Dataset excerpts:
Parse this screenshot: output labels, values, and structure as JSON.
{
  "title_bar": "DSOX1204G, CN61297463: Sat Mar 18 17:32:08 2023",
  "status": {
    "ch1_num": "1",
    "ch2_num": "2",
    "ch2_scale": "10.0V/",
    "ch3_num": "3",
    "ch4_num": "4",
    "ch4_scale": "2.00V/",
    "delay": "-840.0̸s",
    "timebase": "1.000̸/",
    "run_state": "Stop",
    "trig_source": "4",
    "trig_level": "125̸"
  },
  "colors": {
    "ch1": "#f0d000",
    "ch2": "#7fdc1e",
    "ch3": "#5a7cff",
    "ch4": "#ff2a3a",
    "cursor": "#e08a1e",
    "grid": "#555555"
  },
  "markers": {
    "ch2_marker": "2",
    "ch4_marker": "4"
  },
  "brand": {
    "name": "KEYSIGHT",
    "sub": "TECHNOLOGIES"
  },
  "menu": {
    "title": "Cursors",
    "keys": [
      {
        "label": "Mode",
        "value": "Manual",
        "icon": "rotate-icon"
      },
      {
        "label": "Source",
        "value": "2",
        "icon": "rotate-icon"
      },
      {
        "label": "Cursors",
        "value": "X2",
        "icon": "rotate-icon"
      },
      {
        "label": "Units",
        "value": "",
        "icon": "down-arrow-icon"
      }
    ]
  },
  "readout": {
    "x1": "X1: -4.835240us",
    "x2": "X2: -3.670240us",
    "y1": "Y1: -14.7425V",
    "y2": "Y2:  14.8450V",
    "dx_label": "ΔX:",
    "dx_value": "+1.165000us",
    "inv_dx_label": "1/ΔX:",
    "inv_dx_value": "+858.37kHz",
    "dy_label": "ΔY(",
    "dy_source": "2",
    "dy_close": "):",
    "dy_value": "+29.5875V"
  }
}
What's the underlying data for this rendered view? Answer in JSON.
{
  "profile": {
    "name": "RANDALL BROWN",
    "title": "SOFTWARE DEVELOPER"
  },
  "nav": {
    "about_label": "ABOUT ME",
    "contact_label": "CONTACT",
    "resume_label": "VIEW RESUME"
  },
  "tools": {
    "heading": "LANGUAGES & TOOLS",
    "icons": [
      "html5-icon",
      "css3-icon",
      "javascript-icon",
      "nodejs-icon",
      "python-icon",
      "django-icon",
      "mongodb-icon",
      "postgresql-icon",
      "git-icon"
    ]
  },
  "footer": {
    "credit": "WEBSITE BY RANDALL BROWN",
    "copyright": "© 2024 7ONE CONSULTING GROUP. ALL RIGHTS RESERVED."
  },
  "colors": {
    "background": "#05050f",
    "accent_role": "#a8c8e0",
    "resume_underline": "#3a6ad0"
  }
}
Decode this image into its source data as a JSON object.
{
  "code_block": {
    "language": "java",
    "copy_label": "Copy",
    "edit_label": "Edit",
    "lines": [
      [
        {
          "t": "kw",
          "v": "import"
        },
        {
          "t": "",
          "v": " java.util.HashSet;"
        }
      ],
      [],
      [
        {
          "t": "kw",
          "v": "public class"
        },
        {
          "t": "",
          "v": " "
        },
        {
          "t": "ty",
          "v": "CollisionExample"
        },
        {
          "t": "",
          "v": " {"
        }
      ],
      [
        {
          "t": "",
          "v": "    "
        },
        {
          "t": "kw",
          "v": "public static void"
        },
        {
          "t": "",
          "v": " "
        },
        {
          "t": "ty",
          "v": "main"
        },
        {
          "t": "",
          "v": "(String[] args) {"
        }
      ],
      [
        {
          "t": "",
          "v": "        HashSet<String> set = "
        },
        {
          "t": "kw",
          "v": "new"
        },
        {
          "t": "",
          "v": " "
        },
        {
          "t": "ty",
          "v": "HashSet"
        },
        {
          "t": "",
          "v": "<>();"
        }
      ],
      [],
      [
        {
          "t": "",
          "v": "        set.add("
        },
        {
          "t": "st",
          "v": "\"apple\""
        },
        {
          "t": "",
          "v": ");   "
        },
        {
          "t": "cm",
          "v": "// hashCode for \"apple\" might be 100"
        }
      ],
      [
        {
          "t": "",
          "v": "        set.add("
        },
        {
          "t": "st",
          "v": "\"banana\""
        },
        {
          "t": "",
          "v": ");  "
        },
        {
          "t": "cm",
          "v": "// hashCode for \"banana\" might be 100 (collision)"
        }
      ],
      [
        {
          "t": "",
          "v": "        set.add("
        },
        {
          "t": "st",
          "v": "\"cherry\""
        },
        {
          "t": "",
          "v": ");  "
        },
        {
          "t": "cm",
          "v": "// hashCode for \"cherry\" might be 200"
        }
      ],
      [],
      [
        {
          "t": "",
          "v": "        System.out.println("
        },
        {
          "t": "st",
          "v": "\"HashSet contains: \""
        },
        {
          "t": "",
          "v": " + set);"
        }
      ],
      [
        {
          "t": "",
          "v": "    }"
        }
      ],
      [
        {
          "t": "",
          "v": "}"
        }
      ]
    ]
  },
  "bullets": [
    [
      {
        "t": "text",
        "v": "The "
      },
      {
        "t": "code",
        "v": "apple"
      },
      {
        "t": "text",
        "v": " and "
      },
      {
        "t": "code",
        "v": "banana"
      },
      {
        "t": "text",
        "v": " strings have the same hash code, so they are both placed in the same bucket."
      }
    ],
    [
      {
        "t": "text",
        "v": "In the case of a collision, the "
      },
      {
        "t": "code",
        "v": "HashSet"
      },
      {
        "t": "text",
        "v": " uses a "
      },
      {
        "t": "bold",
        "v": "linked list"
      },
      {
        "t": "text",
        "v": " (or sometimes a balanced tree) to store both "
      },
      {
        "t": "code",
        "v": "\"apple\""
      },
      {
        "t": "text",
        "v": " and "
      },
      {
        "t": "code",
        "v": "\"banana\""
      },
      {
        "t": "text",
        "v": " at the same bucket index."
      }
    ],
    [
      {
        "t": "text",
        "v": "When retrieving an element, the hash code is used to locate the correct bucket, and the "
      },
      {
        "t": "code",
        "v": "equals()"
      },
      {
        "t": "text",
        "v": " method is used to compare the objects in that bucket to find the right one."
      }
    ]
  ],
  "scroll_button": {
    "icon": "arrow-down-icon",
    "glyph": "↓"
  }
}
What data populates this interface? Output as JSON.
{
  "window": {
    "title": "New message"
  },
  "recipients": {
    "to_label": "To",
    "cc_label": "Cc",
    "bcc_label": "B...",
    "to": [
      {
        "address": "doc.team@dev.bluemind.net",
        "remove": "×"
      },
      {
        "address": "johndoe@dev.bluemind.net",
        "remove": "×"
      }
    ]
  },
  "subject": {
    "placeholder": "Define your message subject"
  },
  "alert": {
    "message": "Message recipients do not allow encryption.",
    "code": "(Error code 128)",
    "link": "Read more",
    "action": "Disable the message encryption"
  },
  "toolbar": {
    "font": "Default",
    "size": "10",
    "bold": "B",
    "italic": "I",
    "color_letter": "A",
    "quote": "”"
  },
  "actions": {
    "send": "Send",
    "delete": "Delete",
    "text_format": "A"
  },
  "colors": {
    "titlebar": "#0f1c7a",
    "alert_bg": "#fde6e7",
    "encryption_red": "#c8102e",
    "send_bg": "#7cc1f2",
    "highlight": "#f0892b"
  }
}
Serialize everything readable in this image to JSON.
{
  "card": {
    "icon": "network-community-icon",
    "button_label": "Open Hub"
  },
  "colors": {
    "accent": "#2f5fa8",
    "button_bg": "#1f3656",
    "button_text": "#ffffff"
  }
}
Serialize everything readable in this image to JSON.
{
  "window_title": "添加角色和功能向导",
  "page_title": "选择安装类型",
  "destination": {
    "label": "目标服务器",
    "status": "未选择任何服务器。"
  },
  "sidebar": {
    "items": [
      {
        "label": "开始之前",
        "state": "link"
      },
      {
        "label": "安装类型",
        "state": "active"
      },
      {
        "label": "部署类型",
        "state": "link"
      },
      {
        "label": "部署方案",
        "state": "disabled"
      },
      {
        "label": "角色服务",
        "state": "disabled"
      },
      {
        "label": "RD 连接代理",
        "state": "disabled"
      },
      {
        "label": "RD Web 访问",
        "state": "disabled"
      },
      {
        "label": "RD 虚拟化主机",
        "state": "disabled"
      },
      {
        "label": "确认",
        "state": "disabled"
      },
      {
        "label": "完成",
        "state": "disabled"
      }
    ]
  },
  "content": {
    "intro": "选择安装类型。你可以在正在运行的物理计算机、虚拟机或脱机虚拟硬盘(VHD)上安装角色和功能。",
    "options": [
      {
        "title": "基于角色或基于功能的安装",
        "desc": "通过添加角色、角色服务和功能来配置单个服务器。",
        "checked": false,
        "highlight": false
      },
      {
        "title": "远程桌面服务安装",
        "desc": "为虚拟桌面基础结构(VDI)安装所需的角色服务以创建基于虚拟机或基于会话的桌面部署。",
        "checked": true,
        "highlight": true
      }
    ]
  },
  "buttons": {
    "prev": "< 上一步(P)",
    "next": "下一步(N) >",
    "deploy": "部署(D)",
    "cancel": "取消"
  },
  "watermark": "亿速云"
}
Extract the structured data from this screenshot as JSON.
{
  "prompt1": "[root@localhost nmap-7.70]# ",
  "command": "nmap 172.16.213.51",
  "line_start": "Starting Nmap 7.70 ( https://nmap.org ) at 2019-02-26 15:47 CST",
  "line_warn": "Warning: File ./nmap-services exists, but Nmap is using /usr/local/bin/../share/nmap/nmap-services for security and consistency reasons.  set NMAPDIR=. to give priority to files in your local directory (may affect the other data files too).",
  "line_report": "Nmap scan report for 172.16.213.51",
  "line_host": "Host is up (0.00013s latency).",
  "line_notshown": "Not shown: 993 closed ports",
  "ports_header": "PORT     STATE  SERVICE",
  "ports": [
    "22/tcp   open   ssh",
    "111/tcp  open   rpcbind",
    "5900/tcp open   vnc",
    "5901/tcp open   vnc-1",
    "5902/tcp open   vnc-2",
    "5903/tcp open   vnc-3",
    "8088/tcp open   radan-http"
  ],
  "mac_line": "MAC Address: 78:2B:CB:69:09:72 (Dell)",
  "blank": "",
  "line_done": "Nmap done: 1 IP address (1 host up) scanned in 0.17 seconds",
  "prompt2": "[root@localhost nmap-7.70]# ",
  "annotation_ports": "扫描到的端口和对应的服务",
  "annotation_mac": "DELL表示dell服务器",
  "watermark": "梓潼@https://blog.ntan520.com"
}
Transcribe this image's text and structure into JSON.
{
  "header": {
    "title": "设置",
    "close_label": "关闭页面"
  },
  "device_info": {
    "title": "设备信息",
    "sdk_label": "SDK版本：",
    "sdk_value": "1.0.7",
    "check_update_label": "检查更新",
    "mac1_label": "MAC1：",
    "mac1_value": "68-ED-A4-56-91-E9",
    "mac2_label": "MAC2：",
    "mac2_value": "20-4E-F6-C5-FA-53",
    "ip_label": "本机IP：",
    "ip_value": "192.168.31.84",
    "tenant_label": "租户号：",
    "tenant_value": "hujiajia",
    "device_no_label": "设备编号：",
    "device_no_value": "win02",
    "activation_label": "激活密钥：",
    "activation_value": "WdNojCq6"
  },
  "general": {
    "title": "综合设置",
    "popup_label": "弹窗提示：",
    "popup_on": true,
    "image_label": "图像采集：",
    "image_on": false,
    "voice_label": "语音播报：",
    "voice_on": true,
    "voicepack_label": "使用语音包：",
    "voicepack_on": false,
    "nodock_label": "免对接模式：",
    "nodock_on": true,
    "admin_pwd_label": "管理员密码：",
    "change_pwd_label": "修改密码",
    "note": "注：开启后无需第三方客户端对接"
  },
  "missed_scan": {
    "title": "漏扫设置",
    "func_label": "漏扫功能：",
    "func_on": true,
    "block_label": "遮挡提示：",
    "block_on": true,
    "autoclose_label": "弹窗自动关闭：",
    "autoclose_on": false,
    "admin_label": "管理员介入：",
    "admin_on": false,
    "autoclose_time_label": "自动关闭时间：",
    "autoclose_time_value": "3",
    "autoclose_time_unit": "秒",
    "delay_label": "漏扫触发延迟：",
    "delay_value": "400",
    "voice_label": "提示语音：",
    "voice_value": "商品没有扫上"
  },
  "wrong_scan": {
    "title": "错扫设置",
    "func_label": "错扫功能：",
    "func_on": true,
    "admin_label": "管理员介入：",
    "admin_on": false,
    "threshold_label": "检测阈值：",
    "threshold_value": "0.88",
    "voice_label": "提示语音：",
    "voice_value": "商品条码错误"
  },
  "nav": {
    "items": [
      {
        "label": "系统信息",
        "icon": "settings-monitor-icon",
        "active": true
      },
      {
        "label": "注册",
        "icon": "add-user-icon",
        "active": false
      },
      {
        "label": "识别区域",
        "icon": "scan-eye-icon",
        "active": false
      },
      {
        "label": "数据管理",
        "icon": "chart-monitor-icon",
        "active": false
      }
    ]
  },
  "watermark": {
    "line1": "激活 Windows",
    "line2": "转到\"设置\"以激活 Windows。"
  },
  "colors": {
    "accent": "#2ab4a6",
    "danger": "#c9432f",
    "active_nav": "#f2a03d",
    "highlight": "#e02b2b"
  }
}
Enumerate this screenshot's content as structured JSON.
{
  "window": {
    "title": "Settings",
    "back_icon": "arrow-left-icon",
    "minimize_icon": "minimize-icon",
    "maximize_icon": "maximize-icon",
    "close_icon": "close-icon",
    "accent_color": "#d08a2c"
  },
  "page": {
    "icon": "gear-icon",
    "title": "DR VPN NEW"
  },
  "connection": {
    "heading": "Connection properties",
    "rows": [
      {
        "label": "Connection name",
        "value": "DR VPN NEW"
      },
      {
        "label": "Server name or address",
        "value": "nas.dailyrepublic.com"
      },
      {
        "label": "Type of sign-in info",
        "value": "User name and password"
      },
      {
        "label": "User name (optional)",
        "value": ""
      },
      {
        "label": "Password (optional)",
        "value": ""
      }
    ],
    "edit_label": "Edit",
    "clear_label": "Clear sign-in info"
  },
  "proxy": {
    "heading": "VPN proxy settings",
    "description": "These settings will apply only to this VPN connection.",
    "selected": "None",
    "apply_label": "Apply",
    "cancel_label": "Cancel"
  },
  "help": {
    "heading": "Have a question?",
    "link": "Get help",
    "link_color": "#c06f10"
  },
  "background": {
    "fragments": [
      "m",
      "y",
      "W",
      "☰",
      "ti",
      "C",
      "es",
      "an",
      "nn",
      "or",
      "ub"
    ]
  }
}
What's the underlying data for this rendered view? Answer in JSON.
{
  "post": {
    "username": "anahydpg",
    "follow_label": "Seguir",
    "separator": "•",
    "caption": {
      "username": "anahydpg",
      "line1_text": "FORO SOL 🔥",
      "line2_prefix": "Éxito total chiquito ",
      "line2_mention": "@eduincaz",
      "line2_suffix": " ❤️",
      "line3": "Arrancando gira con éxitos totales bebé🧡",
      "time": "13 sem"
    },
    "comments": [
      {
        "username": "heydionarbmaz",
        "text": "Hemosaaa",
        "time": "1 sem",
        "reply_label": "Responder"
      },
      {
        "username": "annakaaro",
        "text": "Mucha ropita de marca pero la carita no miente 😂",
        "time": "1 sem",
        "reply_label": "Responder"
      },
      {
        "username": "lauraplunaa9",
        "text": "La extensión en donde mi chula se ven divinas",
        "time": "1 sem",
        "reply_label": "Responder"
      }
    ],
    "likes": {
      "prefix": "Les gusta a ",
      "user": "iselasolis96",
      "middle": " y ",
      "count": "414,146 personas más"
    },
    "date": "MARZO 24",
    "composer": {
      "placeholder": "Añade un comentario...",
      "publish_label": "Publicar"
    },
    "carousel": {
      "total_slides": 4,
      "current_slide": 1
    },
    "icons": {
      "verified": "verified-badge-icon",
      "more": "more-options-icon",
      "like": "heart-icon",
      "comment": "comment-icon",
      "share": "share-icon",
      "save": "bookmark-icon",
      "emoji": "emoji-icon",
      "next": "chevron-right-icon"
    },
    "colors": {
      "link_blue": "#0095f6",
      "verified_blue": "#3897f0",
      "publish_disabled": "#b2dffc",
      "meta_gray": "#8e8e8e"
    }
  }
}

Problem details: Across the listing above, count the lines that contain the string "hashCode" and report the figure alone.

Exercise solution: 3